NIH trial NCT02881476 showed the intrathecal injection of allogeneic Wharton’s jelly-derived MSCs in ALS patients to be safe.8

What are the advantages of human umbilical cord mesenchymal stem cells?

  • Abundant supply containing up to 10 times more stem cells than bone marrow or adipose derived stem cells
  • hUC-MSC have immunosuppressors and immunomodulatory properties that allow their use in any individual without rejection- Human Leukocyte Antigen (HLA) matching is not necessary
  • Greater proliferation ability than adult autologous stem cells
  • They regenerate at a very rapid rate
  • They are young and very adaptive
  • They have not been impacted by the aging process
  • They have not been affected by environmental toxins
  • Umbilical cord stem cells can be administered multiple times over the course of days
  • Eliminates the need to collect stem cells from the patient’s fat or hip bone reducing pain and recovery time

What are the challenges?

ALS is a group of neuromuscular diseases that destroys many different types of neurons in the brain and spine.

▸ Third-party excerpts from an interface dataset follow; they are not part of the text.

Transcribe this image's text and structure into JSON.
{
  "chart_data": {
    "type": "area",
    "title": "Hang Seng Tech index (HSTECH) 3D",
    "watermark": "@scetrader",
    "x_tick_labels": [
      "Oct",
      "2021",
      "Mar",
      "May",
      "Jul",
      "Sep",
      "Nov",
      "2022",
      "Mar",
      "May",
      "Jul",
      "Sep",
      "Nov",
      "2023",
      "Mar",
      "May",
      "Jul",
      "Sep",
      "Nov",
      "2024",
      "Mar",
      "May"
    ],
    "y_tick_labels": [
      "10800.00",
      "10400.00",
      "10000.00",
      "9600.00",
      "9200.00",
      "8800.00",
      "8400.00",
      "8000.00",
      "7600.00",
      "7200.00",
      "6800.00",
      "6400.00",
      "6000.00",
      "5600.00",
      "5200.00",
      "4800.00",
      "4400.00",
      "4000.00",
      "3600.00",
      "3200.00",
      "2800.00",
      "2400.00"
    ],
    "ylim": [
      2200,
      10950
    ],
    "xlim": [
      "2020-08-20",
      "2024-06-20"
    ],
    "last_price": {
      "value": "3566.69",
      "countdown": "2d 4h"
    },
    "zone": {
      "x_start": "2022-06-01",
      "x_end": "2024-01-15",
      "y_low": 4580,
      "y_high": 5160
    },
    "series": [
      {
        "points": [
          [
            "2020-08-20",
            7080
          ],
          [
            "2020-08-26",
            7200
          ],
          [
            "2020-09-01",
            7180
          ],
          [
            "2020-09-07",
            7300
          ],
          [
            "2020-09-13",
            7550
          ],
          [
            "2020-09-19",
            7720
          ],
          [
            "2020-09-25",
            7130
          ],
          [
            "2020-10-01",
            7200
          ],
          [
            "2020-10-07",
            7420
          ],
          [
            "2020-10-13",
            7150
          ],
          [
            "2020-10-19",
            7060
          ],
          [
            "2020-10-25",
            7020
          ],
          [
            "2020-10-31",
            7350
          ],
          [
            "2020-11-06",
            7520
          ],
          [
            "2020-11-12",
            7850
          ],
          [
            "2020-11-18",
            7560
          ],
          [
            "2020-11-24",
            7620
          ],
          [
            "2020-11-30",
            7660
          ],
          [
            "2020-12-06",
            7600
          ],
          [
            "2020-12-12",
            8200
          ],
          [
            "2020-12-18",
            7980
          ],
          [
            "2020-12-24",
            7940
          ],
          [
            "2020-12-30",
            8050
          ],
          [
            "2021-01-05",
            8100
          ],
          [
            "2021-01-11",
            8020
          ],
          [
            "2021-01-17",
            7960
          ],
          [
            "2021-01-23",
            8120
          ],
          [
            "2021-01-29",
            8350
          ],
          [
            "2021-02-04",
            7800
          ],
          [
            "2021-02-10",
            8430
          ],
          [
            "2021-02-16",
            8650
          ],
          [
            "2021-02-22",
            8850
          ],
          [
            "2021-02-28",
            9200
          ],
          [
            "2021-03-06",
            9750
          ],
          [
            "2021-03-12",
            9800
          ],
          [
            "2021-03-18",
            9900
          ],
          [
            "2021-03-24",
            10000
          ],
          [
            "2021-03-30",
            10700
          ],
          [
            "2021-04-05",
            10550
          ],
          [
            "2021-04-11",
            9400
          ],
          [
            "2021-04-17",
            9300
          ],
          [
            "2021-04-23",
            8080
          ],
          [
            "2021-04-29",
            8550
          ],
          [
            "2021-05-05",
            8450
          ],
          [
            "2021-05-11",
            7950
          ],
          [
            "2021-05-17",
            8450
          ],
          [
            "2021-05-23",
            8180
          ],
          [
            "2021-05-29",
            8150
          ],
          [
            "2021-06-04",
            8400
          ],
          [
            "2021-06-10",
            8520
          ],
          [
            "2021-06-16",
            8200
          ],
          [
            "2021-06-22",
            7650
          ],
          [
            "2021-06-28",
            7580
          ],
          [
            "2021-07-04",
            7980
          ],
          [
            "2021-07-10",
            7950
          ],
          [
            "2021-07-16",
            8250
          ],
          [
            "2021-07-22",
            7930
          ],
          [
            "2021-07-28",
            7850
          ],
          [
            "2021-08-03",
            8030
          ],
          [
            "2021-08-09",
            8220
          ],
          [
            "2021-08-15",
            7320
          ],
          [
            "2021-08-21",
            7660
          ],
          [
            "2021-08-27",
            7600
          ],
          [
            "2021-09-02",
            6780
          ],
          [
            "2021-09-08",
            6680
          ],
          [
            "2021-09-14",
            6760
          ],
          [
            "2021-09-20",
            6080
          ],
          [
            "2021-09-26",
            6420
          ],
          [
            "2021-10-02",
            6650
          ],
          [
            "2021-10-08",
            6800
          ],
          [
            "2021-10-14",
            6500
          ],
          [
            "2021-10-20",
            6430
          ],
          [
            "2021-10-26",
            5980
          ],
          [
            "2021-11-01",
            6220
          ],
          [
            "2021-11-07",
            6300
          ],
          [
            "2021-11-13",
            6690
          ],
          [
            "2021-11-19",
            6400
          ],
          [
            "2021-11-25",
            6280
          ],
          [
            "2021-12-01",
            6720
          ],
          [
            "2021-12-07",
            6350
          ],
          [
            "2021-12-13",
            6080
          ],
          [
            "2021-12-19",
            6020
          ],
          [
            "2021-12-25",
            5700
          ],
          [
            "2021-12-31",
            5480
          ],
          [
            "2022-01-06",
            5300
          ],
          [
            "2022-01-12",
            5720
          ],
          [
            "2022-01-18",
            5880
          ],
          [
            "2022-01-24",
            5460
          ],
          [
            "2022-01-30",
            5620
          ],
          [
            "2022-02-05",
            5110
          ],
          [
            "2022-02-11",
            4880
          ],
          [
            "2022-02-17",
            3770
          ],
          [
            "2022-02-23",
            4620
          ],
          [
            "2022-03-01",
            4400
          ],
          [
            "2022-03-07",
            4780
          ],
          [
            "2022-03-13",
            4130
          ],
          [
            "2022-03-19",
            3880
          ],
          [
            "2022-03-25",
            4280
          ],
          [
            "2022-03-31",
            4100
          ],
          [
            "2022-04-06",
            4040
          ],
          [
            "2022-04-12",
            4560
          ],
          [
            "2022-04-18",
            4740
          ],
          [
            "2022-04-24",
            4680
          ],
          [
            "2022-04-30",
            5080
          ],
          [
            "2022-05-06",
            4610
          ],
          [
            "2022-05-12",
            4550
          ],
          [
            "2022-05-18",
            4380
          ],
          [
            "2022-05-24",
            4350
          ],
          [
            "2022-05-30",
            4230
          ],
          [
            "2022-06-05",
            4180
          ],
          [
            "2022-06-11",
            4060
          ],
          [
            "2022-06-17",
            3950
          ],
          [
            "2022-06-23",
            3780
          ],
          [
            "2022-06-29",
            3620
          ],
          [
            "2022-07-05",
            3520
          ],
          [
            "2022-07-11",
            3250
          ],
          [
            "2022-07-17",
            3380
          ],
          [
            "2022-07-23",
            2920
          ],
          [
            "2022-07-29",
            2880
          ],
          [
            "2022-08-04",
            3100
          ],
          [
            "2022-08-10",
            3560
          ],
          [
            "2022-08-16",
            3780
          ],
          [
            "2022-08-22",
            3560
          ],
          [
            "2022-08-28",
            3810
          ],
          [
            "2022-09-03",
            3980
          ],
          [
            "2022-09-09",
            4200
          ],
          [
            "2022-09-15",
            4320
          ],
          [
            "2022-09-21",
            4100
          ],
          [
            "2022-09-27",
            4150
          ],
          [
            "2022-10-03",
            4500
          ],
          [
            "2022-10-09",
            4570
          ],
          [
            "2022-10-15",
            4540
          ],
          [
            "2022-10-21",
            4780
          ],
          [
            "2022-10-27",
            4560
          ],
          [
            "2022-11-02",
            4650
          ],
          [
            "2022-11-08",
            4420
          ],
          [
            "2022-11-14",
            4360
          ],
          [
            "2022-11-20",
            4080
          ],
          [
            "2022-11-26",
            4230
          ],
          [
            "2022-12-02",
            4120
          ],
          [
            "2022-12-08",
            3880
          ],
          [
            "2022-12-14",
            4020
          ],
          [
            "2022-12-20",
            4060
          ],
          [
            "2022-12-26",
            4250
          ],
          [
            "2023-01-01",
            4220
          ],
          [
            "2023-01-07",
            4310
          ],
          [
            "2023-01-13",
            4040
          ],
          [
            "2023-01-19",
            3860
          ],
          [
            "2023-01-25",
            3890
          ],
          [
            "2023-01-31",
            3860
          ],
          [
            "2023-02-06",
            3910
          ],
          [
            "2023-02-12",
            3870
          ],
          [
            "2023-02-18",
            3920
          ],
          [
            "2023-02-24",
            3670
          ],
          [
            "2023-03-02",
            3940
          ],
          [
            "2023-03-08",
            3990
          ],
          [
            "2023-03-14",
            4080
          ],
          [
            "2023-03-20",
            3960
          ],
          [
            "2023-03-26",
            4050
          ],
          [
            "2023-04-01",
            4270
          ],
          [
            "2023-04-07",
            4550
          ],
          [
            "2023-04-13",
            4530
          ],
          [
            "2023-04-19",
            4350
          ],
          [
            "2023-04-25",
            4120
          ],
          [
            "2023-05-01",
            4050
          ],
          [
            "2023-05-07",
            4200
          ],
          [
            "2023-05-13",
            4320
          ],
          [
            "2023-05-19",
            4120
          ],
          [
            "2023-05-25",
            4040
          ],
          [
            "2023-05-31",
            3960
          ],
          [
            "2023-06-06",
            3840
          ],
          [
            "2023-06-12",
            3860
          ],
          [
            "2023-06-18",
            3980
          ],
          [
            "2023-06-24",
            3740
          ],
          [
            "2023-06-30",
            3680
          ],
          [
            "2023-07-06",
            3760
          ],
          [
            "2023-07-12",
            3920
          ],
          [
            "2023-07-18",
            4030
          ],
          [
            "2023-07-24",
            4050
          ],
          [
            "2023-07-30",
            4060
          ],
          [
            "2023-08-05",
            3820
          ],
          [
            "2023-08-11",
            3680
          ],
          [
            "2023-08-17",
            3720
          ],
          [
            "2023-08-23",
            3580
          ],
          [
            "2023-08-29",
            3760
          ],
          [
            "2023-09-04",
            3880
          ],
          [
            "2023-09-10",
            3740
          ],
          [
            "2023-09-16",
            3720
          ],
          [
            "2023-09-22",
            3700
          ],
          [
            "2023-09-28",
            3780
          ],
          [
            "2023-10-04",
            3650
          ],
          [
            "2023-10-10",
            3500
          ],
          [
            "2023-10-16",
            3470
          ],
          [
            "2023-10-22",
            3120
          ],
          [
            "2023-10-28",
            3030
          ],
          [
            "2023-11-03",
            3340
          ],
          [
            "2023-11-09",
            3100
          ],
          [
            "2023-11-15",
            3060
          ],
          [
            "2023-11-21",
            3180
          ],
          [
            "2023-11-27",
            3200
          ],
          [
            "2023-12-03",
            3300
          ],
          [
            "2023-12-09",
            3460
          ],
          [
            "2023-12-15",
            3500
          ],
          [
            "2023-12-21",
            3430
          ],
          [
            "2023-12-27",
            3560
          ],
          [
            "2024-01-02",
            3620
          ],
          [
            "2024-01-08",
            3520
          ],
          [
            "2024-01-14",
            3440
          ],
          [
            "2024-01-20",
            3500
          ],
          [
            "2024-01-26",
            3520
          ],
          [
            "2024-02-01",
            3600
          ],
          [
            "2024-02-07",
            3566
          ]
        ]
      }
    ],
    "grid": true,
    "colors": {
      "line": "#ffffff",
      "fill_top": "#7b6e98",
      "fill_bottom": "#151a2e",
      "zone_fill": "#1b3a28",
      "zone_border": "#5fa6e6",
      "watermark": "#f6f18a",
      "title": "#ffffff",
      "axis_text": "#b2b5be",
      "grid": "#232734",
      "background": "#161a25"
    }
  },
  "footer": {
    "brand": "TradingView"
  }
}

Successful treatment requires all the stem cells to travels to the brain and spine and differentiate into different types of neurons and other cells correctly.

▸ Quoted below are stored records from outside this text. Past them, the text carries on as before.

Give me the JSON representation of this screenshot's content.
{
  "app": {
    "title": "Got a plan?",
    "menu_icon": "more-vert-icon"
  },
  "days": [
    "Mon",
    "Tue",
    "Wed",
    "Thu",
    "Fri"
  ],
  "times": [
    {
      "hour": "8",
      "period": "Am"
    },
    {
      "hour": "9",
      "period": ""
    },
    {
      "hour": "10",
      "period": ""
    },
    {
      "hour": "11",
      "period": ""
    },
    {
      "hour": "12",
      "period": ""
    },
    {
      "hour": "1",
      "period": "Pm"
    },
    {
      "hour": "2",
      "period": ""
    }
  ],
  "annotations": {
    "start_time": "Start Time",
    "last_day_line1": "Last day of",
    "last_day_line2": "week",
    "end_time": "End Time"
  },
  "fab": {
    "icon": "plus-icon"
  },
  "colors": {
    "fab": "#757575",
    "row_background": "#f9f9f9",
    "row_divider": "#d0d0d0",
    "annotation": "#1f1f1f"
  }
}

At this time stem cell therapy does not stop the underlying cause of ALS and patients may need more than one treatment due to a declining effect over time.

Stem Cells Collected

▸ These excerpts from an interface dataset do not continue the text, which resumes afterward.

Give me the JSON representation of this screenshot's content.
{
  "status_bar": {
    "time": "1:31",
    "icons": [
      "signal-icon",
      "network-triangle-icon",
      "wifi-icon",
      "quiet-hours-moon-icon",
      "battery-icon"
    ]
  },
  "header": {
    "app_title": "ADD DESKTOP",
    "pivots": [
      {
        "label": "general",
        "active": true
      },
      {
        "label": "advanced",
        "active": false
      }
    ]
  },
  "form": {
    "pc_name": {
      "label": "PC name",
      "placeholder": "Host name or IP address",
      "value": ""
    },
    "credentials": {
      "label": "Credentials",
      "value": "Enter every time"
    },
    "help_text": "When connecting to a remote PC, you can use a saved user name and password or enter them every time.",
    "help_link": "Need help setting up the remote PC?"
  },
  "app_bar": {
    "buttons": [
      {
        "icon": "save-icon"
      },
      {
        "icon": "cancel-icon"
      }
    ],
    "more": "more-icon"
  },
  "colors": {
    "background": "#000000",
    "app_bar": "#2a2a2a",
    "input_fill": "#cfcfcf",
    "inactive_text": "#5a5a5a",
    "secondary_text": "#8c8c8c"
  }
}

How are the stem cells collected?

We use only umbilical cord stem cells that are derived exclusively from umbilical cord donations. 

The umbilical cord stem cells from are collected after informed consent has been given by the parent, or parents, and only after the delivery of the baby.

The collection follows strict ethical protocols ensuring the stem cells are from safe, reliable sources using a non-invasive, simple and painless procedure.

Once collected, the cord blood is then screened for disease.

How are the stem cells administered?

The stem cells are administered by intrathecal (spinal) injection, intramuscular and intravenous injection

About the Stem Cells Transplant Institute

Costa Rica has one of the best healthcare systems in world and is ranked among the highest for medical tourism.

Using the most advanced technologies, the team of experts at The Stem Cells Transplant Institute believe in the potential of stem cell therapy for the treatment of autoimmune diseases.

We are committed to providing personalized service and the highest quality of care to every patient.

References.

  1. Agnese Gugliandolo, Placido Bramanti, and Emanuela Mazzon, “Mesenchymal Stem Cells: A Potential Therapeutic Approach for Amyotrophic Lateral Sclerosis?” Stem Cells International, Vol. 2019, Article ID 3675627, 16 pages, https://doi.org/10.1155/2019/3675627
  2. Kim, J. Y., Jeon, H. B., Yang, Y. S., Oh, W. & Chang, J. W. Application of human umbilical cord blood-derived mesenchymal stem cells in disease models. World J Stem Cells2, 34–8 (2010).
  3. Jeong, S. Y. et al. Thrombospondin-2 secreted by human umbilical cord blood-derived mesenchymal stem cells promotes chondrogenic differentiation. Stem Cells31, 2136–48 (2013).
  4. Fang Y, Gao T, Zhang B, Pu J. Recent Advances: Decoding Alzheimer’s Disease With Stem Cells. Front Aging Neurosci. 2018;10:77. Published 2018 Mar 22. doi:10.3389/fnagi.2018.00077
  5. Boucherie, A.S. Caumont, J.M. Maloteaux and E. Hermans, “In vitro evidence for impaired neuroprotective capacities of adult mesenchymal stem cells derived from a rat model of familial amyotrophic lateral sclerosis (hSOD1 G93A),” Experimental Neurology, vol. 212, no. 2, pp.557-561, 2008.
  6. W. Cho, M.Y. Noh, H.Y. Kim, S.H. Koh, S. Kim and S.H. Kim, “Bone marrow-derived stromal cells from amyotrophic lateral sclerosis patients have diminished stem cell capacity,” Stem Cells and Development, vol. 19, no. 7, pp. 1035-1042., 2010.
  7. H. Koh, W. Baik, M.Y. Noh et al., “The functional deficiency of bone marrow mesenchymal stromal cells in ALS patients is proportional to disease progression rate,” Experimental Neurology, vol. 233, no. 1, pp.472-480, 2012.
  8. Barczewska, M. Grudniak, S. Maksymowicz et al., “Safety of intrathecal injection of Wharton’s jelly-derived mesenchymal stem cells in amyotrophic lateral sclerosis therapy,” Neural Regeneration Research, vol. 14, no.2, pp. 313-318, 2019.